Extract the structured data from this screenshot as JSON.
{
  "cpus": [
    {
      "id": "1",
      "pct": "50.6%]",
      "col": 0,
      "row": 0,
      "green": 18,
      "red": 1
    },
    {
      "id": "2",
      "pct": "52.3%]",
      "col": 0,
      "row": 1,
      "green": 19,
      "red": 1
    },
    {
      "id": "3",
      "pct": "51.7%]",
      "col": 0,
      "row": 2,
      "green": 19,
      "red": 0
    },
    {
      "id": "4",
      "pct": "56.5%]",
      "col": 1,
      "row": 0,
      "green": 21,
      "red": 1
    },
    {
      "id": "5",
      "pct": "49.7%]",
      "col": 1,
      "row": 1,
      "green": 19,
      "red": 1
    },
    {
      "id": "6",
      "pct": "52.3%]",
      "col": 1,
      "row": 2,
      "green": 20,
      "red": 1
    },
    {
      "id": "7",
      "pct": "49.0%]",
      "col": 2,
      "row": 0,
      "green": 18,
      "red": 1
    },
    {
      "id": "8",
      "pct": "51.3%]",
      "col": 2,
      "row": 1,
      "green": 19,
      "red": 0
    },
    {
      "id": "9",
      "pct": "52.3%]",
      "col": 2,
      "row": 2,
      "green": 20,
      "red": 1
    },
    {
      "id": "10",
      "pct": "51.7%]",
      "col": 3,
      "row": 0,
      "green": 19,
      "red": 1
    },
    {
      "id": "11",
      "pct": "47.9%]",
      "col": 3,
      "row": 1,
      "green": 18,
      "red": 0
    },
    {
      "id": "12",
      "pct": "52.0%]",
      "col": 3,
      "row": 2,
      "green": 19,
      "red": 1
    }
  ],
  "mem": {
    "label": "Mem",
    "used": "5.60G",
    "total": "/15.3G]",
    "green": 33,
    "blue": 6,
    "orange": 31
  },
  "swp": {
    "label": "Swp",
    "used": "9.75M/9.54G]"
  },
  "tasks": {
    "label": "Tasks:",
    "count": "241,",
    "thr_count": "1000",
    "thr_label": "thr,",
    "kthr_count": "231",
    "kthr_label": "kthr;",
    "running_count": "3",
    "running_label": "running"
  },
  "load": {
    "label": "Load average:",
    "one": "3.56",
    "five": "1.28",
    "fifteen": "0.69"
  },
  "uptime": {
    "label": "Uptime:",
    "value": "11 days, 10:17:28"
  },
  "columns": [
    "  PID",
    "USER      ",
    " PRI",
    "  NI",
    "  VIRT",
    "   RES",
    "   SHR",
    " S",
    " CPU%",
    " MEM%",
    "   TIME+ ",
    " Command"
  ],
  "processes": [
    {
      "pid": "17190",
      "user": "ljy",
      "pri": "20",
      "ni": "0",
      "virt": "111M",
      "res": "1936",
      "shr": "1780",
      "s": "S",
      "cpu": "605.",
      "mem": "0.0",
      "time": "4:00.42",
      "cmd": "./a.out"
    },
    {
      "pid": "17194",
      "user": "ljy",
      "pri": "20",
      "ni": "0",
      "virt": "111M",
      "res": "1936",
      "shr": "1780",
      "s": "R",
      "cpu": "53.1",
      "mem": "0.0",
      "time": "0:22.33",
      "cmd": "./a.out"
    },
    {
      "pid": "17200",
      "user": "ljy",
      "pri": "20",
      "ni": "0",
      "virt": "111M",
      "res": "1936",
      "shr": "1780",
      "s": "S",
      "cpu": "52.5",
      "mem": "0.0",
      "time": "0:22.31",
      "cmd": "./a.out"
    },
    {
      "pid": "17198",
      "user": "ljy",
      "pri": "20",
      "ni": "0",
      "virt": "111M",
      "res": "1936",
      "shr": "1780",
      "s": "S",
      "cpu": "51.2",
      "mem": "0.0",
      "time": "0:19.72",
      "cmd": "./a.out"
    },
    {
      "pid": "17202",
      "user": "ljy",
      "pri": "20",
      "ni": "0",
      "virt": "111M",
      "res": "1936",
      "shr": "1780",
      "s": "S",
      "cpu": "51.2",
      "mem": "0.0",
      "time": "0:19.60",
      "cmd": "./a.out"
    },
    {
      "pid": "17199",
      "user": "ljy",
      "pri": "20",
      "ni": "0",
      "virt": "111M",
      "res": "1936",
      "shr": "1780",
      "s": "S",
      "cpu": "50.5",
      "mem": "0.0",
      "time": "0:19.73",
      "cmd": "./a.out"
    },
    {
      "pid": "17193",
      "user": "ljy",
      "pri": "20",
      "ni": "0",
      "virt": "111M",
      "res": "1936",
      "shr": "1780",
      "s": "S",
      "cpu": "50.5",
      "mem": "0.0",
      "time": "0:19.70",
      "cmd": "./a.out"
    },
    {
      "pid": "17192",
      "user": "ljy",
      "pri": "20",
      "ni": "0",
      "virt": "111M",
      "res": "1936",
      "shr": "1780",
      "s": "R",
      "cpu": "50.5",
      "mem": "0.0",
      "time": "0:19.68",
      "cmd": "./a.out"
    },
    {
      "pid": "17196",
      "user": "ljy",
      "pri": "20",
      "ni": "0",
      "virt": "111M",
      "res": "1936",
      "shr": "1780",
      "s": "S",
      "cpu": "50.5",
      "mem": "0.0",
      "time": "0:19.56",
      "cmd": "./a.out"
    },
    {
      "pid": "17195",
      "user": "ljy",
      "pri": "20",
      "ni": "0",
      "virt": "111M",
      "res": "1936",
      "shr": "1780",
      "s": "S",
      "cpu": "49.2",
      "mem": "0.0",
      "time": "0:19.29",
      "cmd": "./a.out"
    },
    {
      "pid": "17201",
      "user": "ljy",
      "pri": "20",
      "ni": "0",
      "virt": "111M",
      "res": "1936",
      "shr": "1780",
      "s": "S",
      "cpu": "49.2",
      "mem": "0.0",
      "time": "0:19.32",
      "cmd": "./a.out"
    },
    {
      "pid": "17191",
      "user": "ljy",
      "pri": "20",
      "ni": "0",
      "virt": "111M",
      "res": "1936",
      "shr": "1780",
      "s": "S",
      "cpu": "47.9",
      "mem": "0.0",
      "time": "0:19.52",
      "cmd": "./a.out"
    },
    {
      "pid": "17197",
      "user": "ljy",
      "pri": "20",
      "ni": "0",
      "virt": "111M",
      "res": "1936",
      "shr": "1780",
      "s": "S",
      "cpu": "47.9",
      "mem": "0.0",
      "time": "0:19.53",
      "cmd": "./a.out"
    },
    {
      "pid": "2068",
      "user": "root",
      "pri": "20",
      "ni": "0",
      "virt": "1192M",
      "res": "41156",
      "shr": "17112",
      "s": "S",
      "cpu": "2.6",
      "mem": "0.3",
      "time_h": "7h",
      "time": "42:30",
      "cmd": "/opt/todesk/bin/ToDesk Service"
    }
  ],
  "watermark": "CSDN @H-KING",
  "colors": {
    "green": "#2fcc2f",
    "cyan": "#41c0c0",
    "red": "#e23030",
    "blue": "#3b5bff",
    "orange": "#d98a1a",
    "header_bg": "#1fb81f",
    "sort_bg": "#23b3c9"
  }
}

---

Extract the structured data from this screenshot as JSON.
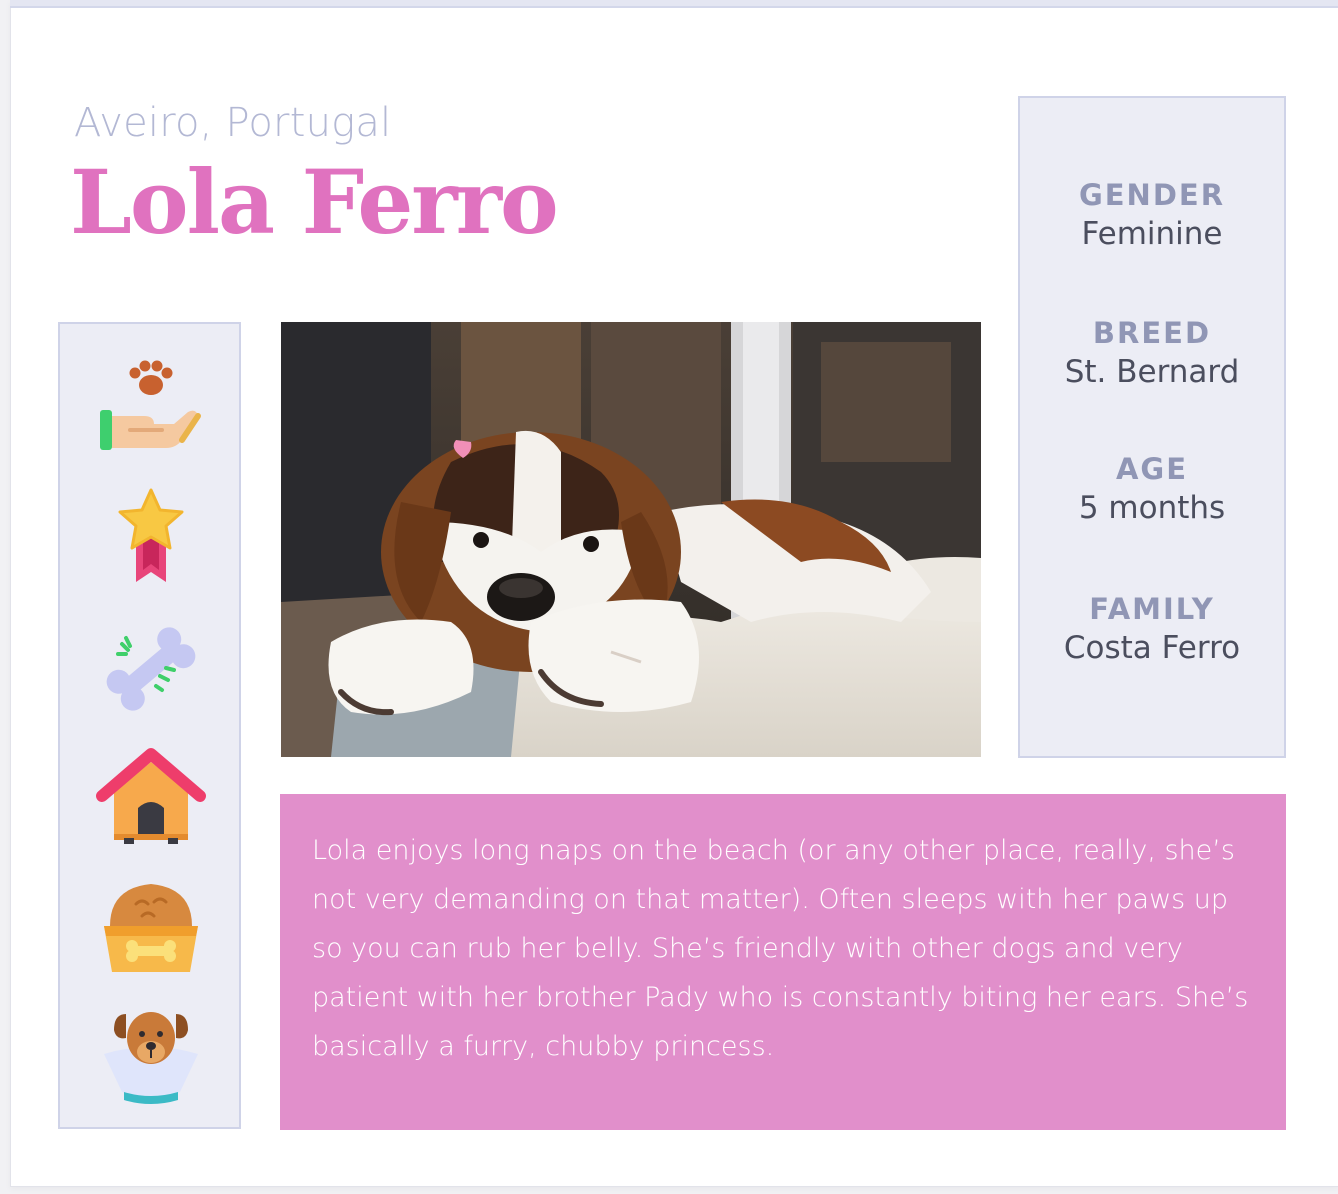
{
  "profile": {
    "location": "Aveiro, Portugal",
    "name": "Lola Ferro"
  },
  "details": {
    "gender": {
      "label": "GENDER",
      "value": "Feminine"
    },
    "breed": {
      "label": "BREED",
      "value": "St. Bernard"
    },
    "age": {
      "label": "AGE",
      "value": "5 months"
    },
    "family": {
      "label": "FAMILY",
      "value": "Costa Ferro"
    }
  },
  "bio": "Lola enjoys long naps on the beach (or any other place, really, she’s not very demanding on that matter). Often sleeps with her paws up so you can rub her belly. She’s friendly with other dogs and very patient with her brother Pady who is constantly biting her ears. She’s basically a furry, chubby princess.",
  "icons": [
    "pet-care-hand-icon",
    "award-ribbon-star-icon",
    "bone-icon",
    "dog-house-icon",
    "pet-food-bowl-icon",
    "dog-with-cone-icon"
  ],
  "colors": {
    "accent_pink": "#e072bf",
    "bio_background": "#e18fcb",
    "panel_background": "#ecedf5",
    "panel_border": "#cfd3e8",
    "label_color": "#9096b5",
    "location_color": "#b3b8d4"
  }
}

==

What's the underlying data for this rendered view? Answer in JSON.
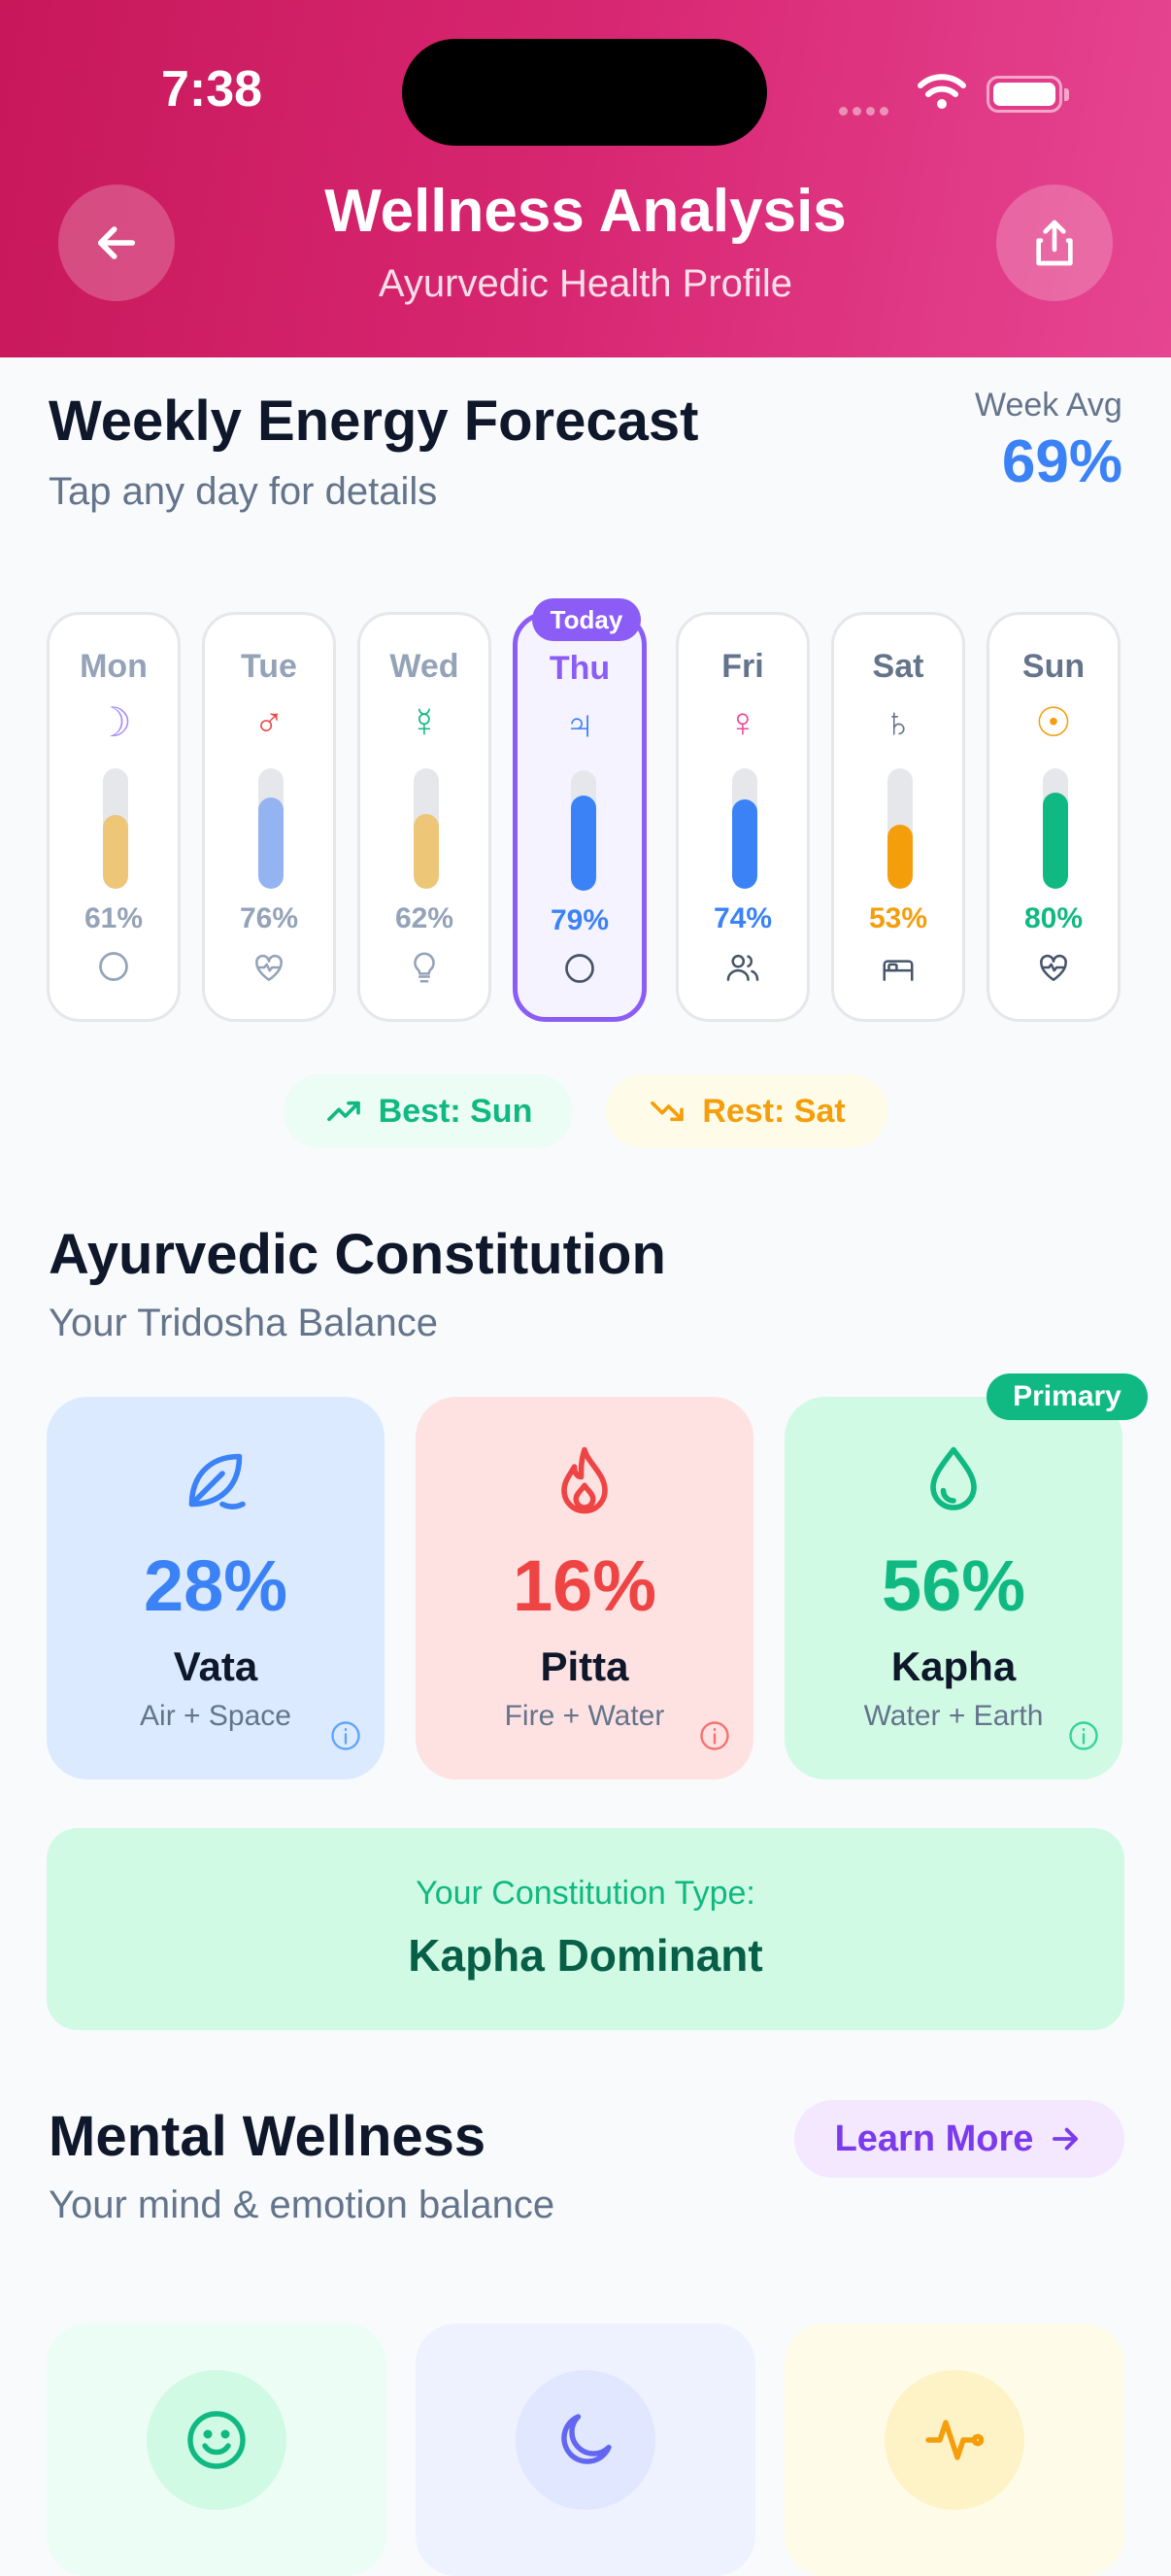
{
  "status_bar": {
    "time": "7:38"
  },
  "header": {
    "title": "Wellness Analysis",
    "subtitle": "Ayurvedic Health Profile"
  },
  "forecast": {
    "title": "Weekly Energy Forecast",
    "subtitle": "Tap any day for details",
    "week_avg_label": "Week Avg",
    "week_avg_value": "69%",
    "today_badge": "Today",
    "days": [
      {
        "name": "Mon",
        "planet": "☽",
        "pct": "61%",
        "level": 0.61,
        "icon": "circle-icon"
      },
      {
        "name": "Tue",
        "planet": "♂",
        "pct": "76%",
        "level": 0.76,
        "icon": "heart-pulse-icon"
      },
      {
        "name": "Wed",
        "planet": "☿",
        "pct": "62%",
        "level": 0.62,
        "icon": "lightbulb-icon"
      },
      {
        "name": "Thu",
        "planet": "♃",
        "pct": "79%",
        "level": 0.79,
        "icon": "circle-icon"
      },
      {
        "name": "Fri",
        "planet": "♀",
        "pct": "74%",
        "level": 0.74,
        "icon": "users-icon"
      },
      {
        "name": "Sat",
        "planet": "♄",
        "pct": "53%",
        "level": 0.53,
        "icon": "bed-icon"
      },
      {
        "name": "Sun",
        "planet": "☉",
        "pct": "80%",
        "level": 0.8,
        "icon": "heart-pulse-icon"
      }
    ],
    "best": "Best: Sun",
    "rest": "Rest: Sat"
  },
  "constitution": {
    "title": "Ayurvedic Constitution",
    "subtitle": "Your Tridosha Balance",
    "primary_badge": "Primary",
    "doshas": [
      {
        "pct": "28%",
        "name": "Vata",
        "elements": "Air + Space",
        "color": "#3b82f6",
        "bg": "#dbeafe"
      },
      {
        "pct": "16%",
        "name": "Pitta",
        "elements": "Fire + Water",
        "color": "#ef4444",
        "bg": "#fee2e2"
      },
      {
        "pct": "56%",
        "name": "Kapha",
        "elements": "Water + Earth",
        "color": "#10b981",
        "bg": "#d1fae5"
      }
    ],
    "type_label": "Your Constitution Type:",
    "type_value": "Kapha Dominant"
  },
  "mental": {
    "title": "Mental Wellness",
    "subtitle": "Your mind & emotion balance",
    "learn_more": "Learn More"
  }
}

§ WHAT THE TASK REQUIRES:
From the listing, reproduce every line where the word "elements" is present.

§ EXPECTED ANSWER:
        "elements": "Air + Space",
        "elements": "Fire + Water",
        "elements": "Water + Earth",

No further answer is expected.